Releasing the Matriarch from Odysseus is inspired by modern women who are free to break away from damaging stereotypes enforced by a patriarchal society, yet, struggle to rid themselves of damaging habits as a result of those stereotypes.

The behaviors of these women mirror those of circus elephants who have been moved from enclosed captivity into free-range sanctuaries. These elephants while in captivity learn the habit of swaying back and forth as a means of survival and as a coping mechanism to deal with the lack of space. Once these elephants are given space to roam, they don't unlearn the tick. They keep swaying in their post-traumatic stress.

Elephants live in matriarchal families and also have a connection to second metaphor in the video performance. It is said that the myth of the cyclops originates from ancient Greeks who once found elephant skulls, an animal they did not encounter in real life. Odysseus, who once fooled the cyclops Polypemus, is a reference to powerful men that often hurt women in our current society.

The story goes that when Odysseus was trapped in the cave of Polyphemus, the cyclops and son of Poseidon and god of the sea, he escaped by fooling Polyphemus into thinking his name was 'nobody.' When Odysseus attacked, Polyphemus cried out that nobody was hurting him and his neighbors ignored his plea. Throughout the video, performers repeat the words 'nobody' in reference to this story and the trickery the patriarchy often deploys on women.

Through this performance, by releasing the elephant of Odysseus, we celebrate the freedom of women tarnished with the debt left by a patriarchal history.

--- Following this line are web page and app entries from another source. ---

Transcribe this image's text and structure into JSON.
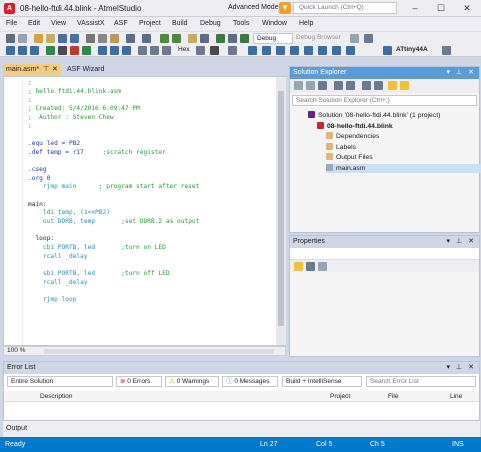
{
  "window": {
    "title": "08-hello-ftdi.44.blink - AtmelStudio",
    "mode_label": "Advanced Mode",
    "quick_launch_placeholder": "Quick Launch (Ctrl+Q)",
    "app_icon_glyph": "A"
  },
  "menu": [
    "File",
    "Edit",
    "View",
    "VAssistX",
    "ASF",
    "Project",
    "Build",
    "Debug",
    "Tools",
    "Window",
    "Help"
  ],
  "toolbar": {
    "config": "Debug",
    "debug_browser": "Debug Browser",
    "hex_label": "Hex",
    "device": "ATtiny44A"
  },
  "tabs": [
    {
      "label": "main.asm*",
      "close": "✕",
      "pin": "⊤"
    },
    {
      "label": "ASF Wizard"
    }
  ],
  "editor": {
    "zoom": "100 %",
    "lines": [
      {
        "text": ";",
        "kind": "comment"
      },
      {
        "text": "; hello.ftdi.44.blink.asm",
        "kind": "comment"
      },
      {
        "text": ";",
        "kind": "comment"
      },
      {
        "text": "; Created: 5/4/2016 6:09:47 PM",
        "kind": "comment"
      },
      {
        "text": ";  Author : Steven Chew",
        "kind": "comment"
      },
      {
        "text": ";",
        "kind": "comment"
      },
      {
        "text": "",
        "kind": "plain"
      },
      {
        "text": ".equ led = PB2",
        "kind": "directive"
      },
      {
        "text": ".def temp = r17     ;scratch register",
        "kind": "directive"
      },
      {
        "text": "",
        "kind": "plain"
      },
      {
        "text": ".cseg",
        "kind": "directive"
      },
      {
        "text": ".org 0",
        "kind": "directive"
      },
      {
        "text": "    rjmp main      ; program start after reset",
        "kind": "code"
      },
      {
        "text": "",
        "kind": "plain"
      },
      {
        "text": "main:",
        "kind": "plain"
      },
      {
        "text": "    ldi temp, (1<<PB2)",
        "kind": "code"
      },
      {
        "text": "    out DDRB, temp       ;set DDRB.2 as output",
        "kind": "code"
      },
      {
        "text": "",
        "kind": "plain"
      },
      {
        "text": "  loop:",
        "kind": "plain"
      },
      {
        "text": "    cbi PORTB, led       ;turn on LED",
        "kind": "code"
      },
      {
        "text": "    rcall _delay",
        "kind": "code"
      },
      {
        "text": "",
        "kind": "plain"
      },
      {
        "text": "    sbi PORTB, led       ;turn off LED",
        "kind": "code"
      },
      {
        "text": "    rcall _delay",
        "kind": "code"
      },
      {
        "text": "",
        "kind": "plain"
      },
      {
        "text": "    rjmp loop",
        "kind": "code"
      },
      {
        "text": "",
        "kind": "plain"
      }
    ]
  },
  "solution_explorer": {
    "title": "Solution Explorer",
    "search_placeholder": "Search Solution Explorer (Ctrl+;)",
    "items": [
      {
        "label": "Solution '08-hello-ftdi.44.blink' (1 project)",
        "level": 0,
        "bold": false,
        "color": "#68217a"
      },
      {
        "label": "08-hello-ftdi.44.blink",
        "level": 1,
        "bold": true,
        "color": "#d2222d"
      },
      {
        "label": "Dependencies",
        "level": 2,
        "bold": false,
        "color": "#dcb67a"
      },
      {
        "label": "Labels",
        "level": 2,
        "bold": false,
        "color": "#dcb67a"
      },
      {
        "label": "Output Files",
        "level": 2,
        "bold": false,
        "color": "#dcb67a"
      },
      {
        "label": "main.asm",
        "level": 2,
        "bold": false,
        "color": "#9aa9c0",
        "selected": true
      }
    ]
  },
  "properties": {
    "title": "Properties"
  },
  "error_list": {
    "title": "Error List",
    "scope": "Entire Solution",
    "errors": "0 Errors",
    "warnings": "0 Warnings",
    "messages": "0 Messages",
    "build_filter": "Build + IntelliSense",
    "search_placeholder": "Search Error List",
    "columns": [
      "Description",
      "Project",
      "File",
      "Line"
    ]
  },
  "output": {
    "title": "Output"
  },
  "status": {
    "ready": "Ready",
    "line": "Ln 27",
    "col": "Col 5",
    "ch": "Ch 5",
    "mode": "INS"
  }
}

For this filmed performance, I directed and performed collaborating with three women, videographer Chani Bockwinkel, opera singer Margaret Starr, and Anna Landa whose wind harp is heard in the work. Together we created a reflection on women gaining agency in patriarchal society.